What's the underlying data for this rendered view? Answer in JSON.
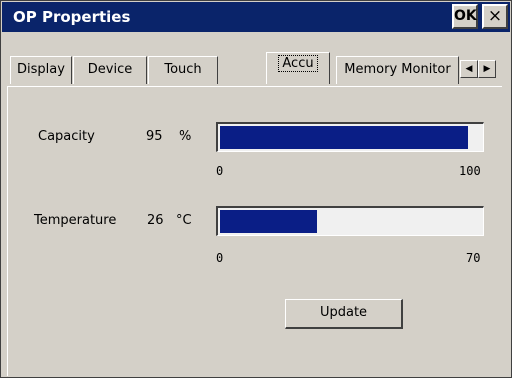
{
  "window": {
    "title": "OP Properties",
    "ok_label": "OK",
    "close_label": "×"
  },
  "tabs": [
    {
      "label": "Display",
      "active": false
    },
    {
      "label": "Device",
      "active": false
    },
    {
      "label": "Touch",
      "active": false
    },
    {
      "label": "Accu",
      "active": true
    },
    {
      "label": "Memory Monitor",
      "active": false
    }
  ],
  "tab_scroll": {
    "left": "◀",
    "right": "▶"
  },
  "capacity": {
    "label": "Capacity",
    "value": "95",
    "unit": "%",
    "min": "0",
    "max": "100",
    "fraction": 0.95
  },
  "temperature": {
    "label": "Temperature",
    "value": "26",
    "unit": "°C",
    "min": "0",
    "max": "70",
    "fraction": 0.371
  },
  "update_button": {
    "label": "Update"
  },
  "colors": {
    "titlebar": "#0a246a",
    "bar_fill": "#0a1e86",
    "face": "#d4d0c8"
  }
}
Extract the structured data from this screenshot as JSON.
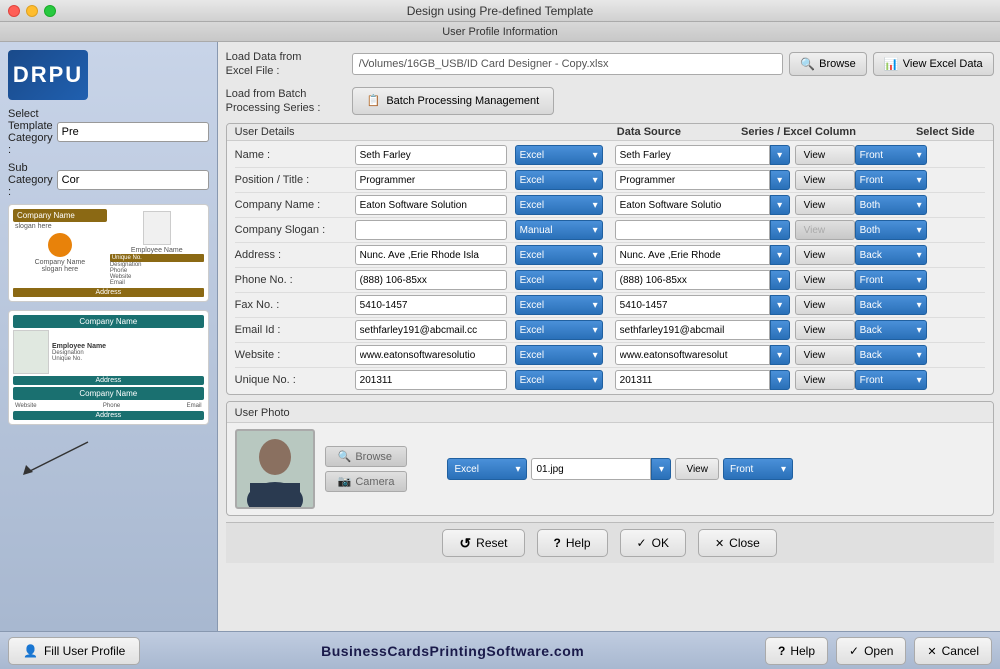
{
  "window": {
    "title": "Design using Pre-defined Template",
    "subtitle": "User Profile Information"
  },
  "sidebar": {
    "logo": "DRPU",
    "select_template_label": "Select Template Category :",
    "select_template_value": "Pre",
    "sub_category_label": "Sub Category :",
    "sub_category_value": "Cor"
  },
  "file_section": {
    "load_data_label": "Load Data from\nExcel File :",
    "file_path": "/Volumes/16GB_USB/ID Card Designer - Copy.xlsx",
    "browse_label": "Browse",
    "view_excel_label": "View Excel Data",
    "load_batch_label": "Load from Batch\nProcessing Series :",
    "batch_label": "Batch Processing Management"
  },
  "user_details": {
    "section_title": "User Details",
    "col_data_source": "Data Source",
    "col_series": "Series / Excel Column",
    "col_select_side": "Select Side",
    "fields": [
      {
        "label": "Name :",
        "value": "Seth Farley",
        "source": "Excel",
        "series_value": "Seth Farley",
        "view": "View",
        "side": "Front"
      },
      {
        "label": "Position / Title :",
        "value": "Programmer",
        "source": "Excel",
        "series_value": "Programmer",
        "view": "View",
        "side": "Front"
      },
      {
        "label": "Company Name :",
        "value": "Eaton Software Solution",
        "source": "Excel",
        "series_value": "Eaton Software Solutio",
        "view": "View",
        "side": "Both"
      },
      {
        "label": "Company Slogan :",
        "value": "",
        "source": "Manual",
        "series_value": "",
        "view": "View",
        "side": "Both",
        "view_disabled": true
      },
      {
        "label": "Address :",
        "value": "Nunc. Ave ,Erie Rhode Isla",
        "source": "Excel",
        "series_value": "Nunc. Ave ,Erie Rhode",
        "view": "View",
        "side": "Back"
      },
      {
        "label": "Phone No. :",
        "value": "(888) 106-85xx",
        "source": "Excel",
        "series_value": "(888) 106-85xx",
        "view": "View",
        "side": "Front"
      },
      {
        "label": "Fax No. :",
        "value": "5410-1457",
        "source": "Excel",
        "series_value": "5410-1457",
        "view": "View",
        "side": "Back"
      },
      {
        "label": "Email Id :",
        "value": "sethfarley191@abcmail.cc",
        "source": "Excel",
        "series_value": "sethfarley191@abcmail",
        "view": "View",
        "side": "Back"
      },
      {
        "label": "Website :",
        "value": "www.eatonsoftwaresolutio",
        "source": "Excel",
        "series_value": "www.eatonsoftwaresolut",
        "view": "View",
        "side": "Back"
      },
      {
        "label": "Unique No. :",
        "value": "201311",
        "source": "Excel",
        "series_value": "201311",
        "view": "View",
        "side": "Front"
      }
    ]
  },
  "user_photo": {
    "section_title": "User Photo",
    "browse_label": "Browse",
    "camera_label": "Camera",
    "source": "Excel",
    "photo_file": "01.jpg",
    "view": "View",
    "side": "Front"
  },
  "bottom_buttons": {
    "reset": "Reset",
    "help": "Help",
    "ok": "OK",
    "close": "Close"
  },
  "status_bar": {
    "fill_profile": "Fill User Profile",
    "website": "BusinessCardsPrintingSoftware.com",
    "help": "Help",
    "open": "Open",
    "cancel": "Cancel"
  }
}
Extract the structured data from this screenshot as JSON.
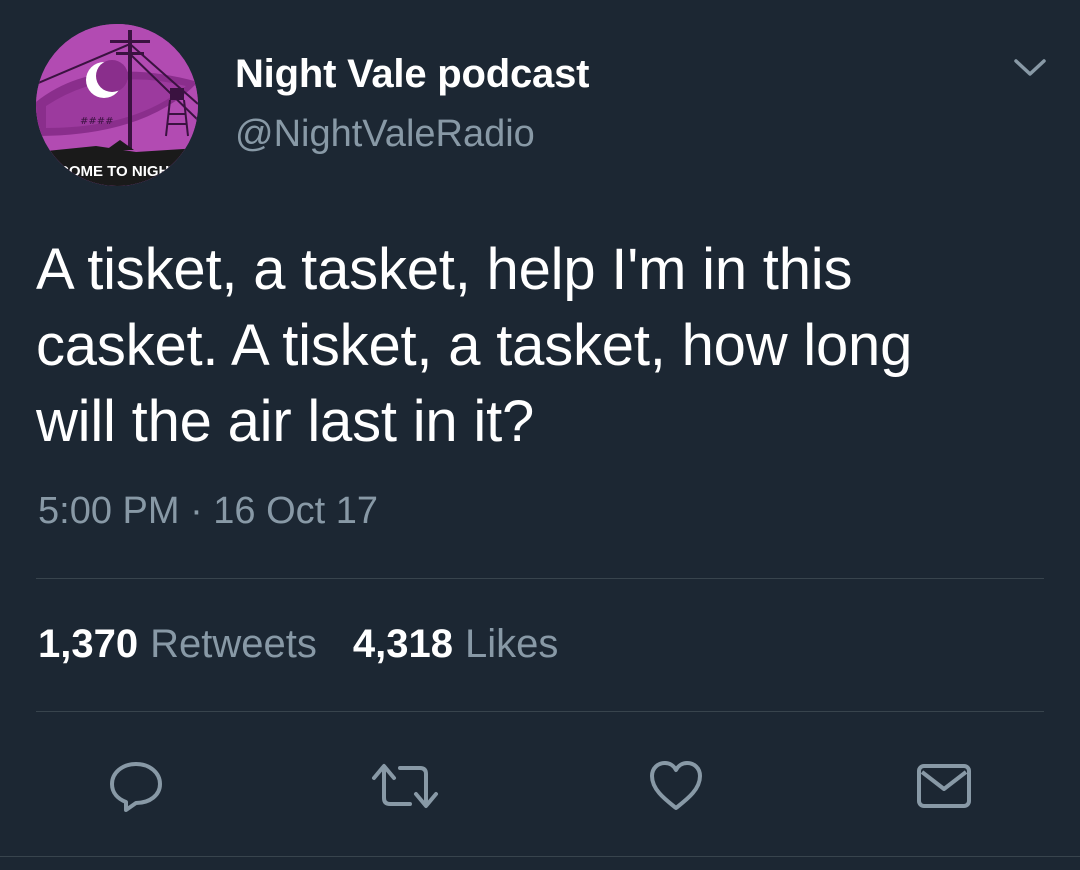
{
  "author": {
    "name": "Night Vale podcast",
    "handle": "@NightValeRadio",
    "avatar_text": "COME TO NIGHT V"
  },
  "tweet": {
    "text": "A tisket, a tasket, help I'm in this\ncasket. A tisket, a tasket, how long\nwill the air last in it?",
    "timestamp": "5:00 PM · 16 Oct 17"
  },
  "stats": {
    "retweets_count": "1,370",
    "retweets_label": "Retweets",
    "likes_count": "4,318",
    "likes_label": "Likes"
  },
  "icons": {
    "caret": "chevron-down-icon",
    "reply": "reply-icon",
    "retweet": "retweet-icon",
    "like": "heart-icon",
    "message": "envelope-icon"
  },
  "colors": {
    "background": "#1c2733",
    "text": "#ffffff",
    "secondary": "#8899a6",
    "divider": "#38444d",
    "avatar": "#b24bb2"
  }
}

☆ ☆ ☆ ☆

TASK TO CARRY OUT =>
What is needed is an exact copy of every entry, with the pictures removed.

EXPECTED ANSWER =>
What's the underlying data for this rendered view? Answer in JSON.
{
  "window": {
    "title": "OP Properties",
    "ok_label": "OK",
    "close_label": "×"
  },
  "tabs": [
    {
      "label": "Display",
      "active": false
    },
    {
      "label": "Device",
      "active": false
    },
    {
      "label": "Touch",
      "active": false
    },
    {
      "label": "Accu",
      "active": true
    },
    {
      "label": "Memory Monitor",
      "active": false
    }
  ],
  "tab_scroll": {
    "left": "◀",
    "right": "▶"
  },
  "capacity": {
    "label": "Capacity",
    "value": "95",
    "unit": "%",
    "min": "0",
    "max": "100",
    "fraction": 0.95
  },
  "temperature": {
    "label": "Temperature",
    "value": "26",
    "unit": "°C",
    "min": "0",
    "max": "70",
    "fraction": 0.371
  },
  "update_button": {
    "label": "Update"
  },
  "colors": {
    "titlebar": "#0a246a",
    "bar_fill": "#0a1e86",
    "face": "#d4d0c8"
  }
}
Extract the structured data from this screenshot as JSON.
{
  "window": {
    "title": "Design using Pre-defined Template",
    "subtitle": "User Profile Information"
  },
  "sidebar": {
    "logo": "DRPU",
    "select_template_label": "Select Template Category :",
    "select_template_value": "Pre",
    "sub_category_label": "Sub Category :",
    "sub_category_value": "Cor"
  },
  "file_section": {
    "load_data_label": "Load Data from\nExcel File :",
    "file_path": "/Volumes/16GB_USB/ID Card Designer - Copy.xlsx",
    "browse_label": "Browse",
    "view_excel_label": "View Excel Data",
    "load_batch_label": "Load from Batch\nProcessing Series :",
    "batch_label": "Batch Processing Management"
  },
  "user_details": {
    "section_title": "User Details",
    "col_data_source": "Data Source",
    "col_series": "Series / Excel Column",
    "col_select_side": "Select Side",
    "fields": [
      {
        "label": "Name :",
        "value": "Seth Farley",
        "source": "Excel",
        "series_value": "Seth Farley",
        "view": "View",
        "side": "Front"
      },
      {
        "label": "Position / Title :",
        "value": "Programmer",
        "source": "Excel",
        "series_value": "Programmer",
        "view": "View",
        "side": "Front"
      },
      {
        "label": "Company Name :",
        "value": "Eaton Software Solution",
        "source": "Excel",
        "series_value": "Eaton Software Solutio",
        "view": "View",
        "side": "Both"
      },
      {
        "label": "Company Slogan :",
        "value": "",
        "source": "Manual",
        "series_value": "",
        "view": "View",
        "side": "Both",
        "view_disabled": true
      },
      {
        "label": "Address :",
        "value": "Nunc. Ave ,Erie Rhode Isla",
        "source": "Excel",
        "series_value": "Nunc. Ave ,Erie Rhode",
        "view": "View",
        "side": "Back"
      },
      {
        "label": "Phone No. :",
        "value": "(888) 106-85xx",
        "source": "Excel",
        "series_value": "(888) 106-85xx",
        "view": "View",
        "side": "Front"
      },
      {
        "label": "Fax No. :",
        "value": "5410-1457",
        "source": "Excel",
        "series_value": "5410-1457",
        "view": "View",
        "side": "Back"
      },
      {
        "label": "Email Id :",
        "value": "sethfarley191@abcmail.cc",
        "source": "Excel",
        "series_value": "sethfarley191@abcmail",
        "view": "View",
        "side": "Back"
      },
      {
        "label": "Website :",
        "value": "www.eatonsoftwaresolutio",
        "source": "Excel",
        "series_value": "www.eatonsoftwaresolut",
        "view": "View",
        "side": "Back"
      },
      {
        "label": "Unique No. :",
        "value": "201311",
        "source": "Excel",
        "series_value": "201311",
        "view": "View",
        "side": "Front"
      }
    ]
  },
  "user_photo": {
    "section_title": "User Photo",
    "browse_label": "Browse",
    "camera_label": "Camera",
    "source": "Excel",
    "photo_file": "01.jpg",
    "view": "View",
    "side": "Front"
  },
  "bottom_buttons": {
    "reset": "Reset",
    "help": "Help",
    "ok": "OK",
    "close": "Close"
  },
  "status_bar": {
    "fill_profile": "Fill User Profile",
    "website": "BusinessCardsPrintingSoftware.com",
    "help": "Help",
    "open": "Open",
    "cancel": "Cancel"
  }
}
Extract the structured data from this screenshot as JSON.
{
  "author": {
    "name": "Night Vale podcast",
    "handle": "@NightValeRadio",
    "avatar_text": "COME TO NIGHT V"
  },
  "tweet": {
    "text": "A tisket, a tasket, help I'm in this\ncasket. A tisket, a tasket, how long\nwill the air last in it?",
    "timestamp": "5:00 PM · 16 Oct 17"
  },
  "stats": {
    "retweets_count": "1,370",
    "retweets_label": "Retweets",
    "likes_count": "4,318",
    "likes_label": "Likes"
  },
  "icons": {
    "caret": "chevron-down-icon",
    "reply": "reply-icon",
    "retweet": "retweet-icon",
    "like": "heart-icon",
    "message": "envelope-icon"
  },
  "colors": {
    "background": "#1c2733",
    "text": "#ffffff",
    "secondary": "#8899a6",
    "divider": "#38444d",
    "avatar": "#b24bb2"
  }
}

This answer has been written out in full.